An Air France Airbus A380 has made its way to Malta. The aircraft in question is set to apparently be repainted before Air France retires the behemoth from its fleet. The A380 is expected to go back to its lessor Dr. Peters Group.
Air France A380 flown to Malta
Aeronews, via Facebook, included images of an Airbus A380, registration F-HPJB, in Air France livery landing in Malta. This A380 is on lease to Air France from the Dr. Peters group. The aircraft in question will be returned to the lessor after a full repainting, according to the post.
F-HPJB, Airbus #A380 Air France, has arrived in #Malta today to be painted all white at Aviation Cosmetics Malta, then it will be returned to lessor (Dr. Peters Group). By 2022, AF will retire their 10 A380s.
Air France has 10 Airbus A380s in its fleet. In the last few years, the airline has fallen out of love with the aircraft. In fact, a number of carriers are starting to retire these aircraft in favor of more fuel-efficient twinjets that are easier to fill due to smaller capacity.
The future for Air France
Looking ahead, Air France is striving towards fuel efficiency with an upgraded onboard product. Both of these features are lacking from the Airbus A380. Compared to newer aircraft like the 787 and A350, the A380 just does not offer the carrier the right operating economics.
Passengers will likely find the A350 to offer a better onboard experience in different classes of service. This is because Air France has upgraded its business class, premium economy, and economy class seating and options on the A350.
Compared to the three above products, the A380 does not even come close to competitive.
Onboard the A380
However, unlike the A350, Air France’s A380s do have a first-class cabin called “La Premiere”.
But the rest of the cabins are in need of a major overhaul. Whereas lie-flat seating is becoming the norm in business class, the A380 is equipped with angle-flat seats in this cabin. And, when it comes to economy seating, the A380 is in 3-4-3 configuration and has an outdated seatback entertainment system.
Then, of course, to upgrade such a massive aircraft would cost Air France just shy of a fortune. In sum, it simply makes sense for Air France to retire these aircraft. Management has judged that the airline has no need for these super-jumbos and, unlike Emirates, the A380 does not make up a significant portion of the Air France fleet.

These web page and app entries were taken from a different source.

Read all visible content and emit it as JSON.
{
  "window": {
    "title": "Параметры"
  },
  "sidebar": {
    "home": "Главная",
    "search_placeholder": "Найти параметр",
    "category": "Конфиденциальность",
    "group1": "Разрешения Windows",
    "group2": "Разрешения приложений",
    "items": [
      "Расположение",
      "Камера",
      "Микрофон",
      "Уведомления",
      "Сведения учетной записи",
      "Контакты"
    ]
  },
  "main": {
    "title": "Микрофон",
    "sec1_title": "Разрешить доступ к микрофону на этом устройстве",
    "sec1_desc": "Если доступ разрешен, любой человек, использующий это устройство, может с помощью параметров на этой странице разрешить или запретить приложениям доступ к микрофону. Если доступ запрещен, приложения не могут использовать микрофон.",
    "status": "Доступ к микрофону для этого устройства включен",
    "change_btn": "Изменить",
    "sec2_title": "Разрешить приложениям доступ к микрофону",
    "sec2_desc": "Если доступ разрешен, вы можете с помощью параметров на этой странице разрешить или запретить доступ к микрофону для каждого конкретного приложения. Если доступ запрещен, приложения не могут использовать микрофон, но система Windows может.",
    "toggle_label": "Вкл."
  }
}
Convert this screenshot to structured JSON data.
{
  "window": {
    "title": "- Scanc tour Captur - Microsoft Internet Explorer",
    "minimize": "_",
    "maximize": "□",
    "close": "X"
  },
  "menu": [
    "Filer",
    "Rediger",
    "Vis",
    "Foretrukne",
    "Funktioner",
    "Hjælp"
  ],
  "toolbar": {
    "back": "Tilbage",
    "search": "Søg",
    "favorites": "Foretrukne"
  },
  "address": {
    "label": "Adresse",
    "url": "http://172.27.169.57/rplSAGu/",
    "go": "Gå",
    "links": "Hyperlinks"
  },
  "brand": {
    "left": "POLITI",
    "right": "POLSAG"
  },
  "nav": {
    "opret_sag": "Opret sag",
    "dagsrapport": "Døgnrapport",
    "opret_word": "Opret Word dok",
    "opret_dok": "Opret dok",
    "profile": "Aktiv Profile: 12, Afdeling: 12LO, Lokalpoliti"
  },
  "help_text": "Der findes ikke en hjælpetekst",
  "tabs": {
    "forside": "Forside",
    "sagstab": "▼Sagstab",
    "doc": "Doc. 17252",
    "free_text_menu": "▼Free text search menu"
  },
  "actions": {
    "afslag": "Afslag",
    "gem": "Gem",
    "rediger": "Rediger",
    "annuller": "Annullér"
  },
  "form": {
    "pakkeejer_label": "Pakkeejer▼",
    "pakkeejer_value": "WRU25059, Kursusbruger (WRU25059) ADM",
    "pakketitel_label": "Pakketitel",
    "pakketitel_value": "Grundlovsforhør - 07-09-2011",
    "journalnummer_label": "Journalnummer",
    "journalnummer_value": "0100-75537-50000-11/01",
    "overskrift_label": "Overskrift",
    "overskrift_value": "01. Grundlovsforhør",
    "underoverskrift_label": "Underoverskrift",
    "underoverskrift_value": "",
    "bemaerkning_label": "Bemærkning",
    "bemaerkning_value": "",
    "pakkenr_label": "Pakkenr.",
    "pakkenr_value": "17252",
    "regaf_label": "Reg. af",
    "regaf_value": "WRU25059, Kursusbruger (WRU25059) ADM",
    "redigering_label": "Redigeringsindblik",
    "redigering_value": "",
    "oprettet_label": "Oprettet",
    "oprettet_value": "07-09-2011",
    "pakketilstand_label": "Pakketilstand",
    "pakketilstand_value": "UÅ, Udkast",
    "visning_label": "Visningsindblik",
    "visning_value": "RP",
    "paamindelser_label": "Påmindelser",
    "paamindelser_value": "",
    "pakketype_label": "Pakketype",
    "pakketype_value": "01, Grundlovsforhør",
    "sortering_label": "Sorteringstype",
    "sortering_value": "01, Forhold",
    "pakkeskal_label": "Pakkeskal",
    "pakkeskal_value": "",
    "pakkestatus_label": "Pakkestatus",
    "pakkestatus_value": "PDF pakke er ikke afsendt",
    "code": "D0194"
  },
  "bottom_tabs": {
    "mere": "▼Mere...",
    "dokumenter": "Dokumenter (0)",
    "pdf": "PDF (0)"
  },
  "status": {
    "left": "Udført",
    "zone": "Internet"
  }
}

Are you sad to see Air France retire these aircraft? Have you flown an Air France A380? Let us know in the comments!